In this land of liberty, the measures of government and of parliament, are canvassed with great freedom; often, indeed, with a very offensive intemperance and indecency. It is, however, one important privilege of our happy constitution, that British subjects have a right of presenting respectful petitions, either to the throne or to the senate, when such measures are in contemplation as are apprehended may prove detrimental to the interests of the nation or of individuals: a right which, upon the ground of real or pretended grievances, has been abundantly exercised of late years. But it is long since the honour of God and the interests of true religion have been the objects of an address or petition from any corporate body in the kingdom.
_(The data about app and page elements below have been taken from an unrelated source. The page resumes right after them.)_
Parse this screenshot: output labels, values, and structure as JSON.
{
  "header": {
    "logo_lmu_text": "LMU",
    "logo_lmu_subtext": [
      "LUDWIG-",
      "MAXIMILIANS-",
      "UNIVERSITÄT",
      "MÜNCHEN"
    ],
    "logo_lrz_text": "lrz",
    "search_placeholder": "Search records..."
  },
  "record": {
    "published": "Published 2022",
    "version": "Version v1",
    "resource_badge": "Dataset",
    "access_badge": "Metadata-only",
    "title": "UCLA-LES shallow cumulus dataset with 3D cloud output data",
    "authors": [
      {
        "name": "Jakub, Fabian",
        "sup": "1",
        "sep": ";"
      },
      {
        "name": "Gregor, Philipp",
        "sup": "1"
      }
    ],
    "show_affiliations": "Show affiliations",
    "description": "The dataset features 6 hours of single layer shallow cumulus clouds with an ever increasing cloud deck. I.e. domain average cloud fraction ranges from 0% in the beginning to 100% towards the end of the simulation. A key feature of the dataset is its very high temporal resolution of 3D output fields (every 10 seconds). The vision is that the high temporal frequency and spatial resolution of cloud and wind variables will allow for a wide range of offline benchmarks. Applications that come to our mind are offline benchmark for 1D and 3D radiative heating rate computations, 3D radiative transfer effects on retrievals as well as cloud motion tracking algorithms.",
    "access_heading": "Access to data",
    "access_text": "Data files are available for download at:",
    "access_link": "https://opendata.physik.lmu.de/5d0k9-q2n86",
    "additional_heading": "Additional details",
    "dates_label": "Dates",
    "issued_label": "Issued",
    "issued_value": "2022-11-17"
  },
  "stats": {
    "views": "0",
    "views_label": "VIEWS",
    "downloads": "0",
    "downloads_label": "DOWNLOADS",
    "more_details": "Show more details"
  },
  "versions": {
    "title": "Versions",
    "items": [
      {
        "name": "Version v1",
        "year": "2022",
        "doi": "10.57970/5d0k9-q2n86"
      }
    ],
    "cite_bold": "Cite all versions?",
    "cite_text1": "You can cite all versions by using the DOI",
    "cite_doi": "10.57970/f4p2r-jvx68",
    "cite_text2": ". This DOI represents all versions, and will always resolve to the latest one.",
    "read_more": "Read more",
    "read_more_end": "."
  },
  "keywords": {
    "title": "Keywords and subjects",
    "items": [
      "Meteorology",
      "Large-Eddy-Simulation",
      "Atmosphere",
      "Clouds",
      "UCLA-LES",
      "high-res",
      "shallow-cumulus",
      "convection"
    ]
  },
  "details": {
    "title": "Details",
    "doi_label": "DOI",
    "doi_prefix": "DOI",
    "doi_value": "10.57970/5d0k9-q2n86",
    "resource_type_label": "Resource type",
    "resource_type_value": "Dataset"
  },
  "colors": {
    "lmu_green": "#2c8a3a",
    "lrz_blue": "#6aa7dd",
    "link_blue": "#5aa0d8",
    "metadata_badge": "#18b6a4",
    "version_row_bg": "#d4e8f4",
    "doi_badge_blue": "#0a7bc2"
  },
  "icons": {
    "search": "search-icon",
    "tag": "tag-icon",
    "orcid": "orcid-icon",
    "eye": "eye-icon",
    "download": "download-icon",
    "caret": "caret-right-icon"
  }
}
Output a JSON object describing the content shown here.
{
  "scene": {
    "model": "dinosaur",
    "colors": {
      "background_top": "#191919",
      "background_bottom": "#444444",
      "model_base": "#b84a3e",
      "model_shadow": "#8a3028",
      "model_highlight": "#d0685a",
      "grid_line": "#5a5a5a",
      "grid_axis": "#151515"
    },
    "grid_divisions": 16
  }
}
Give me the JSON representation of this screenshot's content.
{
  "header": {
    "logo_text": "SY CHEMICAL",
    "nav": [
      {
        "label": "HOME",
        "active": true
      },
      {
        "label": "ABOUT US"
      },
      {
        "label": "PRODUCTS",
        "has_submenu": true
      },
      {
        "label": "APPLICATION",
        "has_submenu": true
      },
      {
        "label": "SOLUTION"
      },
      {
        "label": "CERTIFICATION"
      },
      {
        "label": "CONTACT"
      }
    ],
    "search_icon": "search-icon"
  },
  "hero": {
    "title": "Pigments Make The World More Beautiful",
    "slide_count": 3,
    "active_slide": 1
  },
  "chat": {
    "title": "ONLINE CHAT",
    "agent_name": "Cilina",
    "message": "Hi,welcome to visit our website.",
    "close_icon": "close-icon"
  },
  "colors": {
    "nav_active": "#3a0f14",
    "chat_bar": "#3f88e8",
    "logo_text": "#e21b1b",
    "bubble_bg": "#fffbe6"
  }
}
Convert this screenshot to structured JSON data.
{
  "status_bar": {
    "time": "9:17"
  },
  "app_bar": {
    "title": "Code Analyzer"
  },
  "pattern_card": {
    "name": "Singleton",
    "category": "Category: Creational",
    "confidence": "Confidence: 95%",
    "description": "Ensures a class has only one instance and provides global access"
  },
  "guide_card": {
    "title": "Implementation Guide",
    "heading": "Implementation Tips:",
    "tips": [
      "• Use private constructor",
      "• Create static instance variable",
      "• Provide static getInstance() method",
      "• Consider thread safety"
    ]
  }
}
This indifference of all parties to the cause of God, when all are so attentive and feeling in cases where they think their own temporal concerns affected, warrants one to consider the acts of the legislature, while no alteration is desired by those on whom they are binding, as the acts of the whole nation. Even the edicts of an arbitrary prince, whose will supplies the place of law, might involve a nation in guilt, if he enjoined what was contrary to the commands of God, and they, through fear, obeyed him. Much more then may laws, made by the representatives of a free people, be considered as acts of the community, if they excite no constitutional endeavour for relief.
I am far from supposing that any of our laws now in force were formed with an intention of promoting sin. But some of them, through the prevailing depravation of morals amongst us, do it eventually. For instance, the Test and Corporation Acts, which require every person who has a post under government, or a commission in the navy or army, to qualify himself for his office by receiving the sacrament of the Lord's supper, would occasion no sin, if men were generally influenced by the fear of God, or even by a principle of integrity. They would then rather decline places of honour or profit than accept them upon such terms, if they were conscious that their sentiments or conduct were repugnant to the design of that institution. But as the case stands at present, while gain is preferred to godliness, and the love of distinction or lucre is stronger than the dictates of conscience, we frequently see professed infidels and notorious libertines approach the Lord's table as a matter of course, and prostituting the most solemn ordinance of Christianity to their ambition or interest. The great number and variety of appointments, civil and military, which cannot be legally possessed without this qualification, render the enormity almost as common as it is heinous. If the Lord be a God of knowledge, he cannot be deceived. If he be a God of truth and holiness, he will not be mocked. I am afraid we